Because Wisconsin had the highest BCS ranking, it went to the Rose Bowl. Ohio State then got a second BCS, the Sugar Bowl. Michigan State got a trip to Orlando for the decidedly less pretigious but kind of nice Capital One Bowl.
Michigan State was Wisconsin’s single loss. Ohio State and the Spartans didn’t play.
So, yes, tiebreakers are up for discussion here at the Big Ten spring meetings.
“What’s going to be best in terms of our tiebreaker?” Iowa athletics director Gary Barta asked. “We’ve looked at several different models but still haven’t voted on any. I guess we’ll have to have that figured out before fall hits.”
With the conference splitting into two divisions, the likelihood of messy ties doubles, specifically a round-robin scenario where three teams tie for the title and go 1-1 against each other.
When the Big Ten announced new divisions, it outlined its basic tiebreakers for determining division champions: head-to-head record, conference record, record within the division and BCS ranking.
The BCS tiebreaker is still in play, Barta said.
“I think I’ve seen a version where the BCS is considered,” Barta said. “If it’s one of the later parts of the tiebreaker, it makes some sense, but hopefully, we can solve a tie before it gets to that.”
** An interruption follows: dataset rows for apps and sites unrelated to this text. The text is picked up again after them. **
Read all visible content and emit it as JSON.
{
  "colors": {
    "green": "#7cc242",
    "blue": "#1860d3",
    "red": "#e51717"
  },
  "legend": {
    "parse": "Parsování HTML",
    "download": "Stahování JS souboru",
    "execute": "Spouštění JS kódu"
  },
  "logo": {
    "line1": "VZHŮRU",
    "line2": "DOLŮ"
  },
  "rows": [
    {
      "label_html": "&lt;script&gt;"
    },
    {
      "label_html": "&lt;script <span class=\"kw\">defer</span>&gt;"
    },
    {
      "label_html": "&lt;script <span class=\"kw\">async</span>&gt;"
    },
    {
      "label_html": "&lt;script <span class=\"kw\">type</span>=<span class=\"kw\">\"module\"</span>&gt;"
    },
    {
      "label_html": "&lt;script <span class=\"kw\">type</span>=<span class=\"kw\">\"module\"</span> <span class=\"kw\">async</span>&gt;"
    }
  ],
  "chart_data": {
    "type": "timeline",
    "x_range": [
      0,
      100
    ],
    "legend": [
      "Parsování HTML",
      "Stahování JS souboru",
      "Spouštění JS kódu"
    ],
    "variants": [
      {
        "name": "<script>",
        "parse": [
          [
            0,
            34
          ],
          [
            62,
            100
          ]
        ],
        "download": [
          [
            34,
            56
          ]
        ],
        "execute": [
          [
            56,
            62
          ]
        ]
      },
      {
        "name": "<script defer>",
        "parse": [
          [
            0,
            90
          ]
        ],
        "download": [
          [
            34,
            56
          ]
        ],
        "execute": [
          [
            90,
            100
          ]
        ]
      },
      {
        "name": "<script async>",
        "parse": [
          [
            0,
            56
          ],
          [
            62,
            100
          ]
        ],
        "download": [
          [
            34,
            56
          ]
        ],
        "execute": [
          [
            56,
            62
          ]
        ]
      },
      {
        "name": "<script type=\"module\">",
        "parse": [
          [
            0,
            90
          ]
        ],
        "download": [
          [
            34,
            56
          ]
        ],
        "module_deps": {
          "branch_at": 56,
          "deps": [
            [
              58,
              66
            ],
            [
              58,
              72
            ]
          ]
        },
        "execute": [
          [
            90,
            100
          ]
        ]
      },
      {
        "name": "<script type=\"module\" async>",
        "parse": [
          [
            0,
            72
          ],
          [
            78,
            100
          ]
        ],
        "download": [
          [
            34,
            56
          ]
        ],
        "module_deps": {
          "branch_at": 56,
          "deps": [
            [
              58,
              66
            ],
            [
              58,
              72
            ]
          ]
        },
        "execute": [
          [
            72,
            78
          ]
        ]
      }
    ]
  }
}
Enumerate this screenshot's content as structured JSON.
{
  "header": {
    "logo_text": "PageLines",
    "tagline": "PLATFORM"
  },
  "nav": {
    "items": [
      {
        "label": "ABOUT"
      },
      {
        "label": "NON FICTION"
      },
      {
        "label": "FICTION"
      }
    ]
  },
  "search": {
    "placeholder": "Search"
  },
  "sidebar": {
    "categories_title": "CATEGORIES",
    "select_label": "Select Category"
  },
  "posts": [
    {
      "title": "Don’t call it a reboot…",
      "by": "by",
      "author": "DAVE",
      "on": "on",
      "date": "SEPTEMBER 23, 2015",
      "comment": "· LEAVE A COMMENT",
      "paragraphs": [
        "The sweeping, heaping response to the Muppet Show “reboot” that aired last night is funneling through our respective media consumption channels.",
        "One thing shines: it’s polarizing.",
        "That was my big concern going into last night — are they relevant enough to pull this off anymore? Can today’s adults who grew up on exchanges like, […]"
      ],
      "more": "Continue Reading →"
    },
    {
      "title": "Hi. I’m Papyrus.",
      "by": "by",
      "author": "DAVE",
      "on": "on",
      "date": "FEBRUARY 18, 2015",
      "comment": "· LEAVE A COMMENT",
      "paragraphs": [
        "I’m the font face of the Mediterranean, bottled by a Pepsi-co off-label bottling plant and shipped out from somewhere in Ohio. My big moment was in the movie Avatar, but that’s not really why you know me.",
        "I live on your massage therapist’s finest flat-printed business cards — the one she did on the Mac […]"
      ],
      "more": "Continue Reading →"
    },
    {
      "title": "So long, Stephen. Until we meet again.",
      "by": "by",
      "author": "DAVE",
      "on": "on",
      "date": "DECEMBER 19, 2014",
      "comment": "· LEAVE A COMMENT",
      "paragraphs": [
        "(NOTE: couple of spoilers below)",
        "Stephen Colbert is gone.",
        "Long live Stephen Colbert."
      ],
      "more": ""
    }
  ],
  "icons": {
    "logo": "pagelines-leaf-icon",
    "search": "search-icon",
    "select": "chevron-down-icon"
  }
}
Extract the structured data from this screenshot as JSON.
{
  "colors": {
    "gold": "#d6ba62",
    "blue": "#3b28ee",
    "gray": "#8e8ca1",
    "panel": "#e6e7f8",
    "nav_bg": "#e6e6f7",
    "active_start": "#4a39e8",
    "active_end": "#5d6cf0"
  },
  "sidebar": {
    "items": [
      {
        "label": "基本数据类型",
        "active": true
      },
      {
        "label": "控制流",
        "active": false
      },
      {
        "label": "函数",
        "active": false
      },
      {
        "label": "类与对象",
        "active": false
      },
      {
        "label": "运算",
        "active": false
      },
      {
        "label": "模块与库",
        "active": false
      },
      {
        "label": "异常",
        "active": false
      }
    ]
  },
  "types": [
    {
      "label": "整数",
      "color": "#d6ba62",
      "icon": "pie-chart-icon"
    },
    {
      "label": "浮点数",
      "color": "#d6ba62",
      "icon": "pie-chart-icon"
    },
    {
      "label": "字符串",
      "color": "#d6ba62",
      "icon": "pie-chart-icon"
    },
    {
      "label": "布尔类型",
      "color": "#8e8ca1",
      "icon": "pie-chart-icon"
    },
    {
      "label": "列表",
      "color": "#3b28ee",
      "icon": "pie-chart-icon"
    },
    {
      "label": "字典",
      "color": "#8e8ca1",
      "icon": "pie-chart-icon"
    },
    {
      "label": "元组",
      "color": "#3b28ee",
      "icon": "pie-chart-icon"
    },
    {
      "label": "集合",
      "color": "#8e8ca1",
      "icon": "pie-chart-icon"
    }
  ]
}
Point differential hasn’t been discussed. There’s a possibility that would promote blowouts, so that one is probably iffy.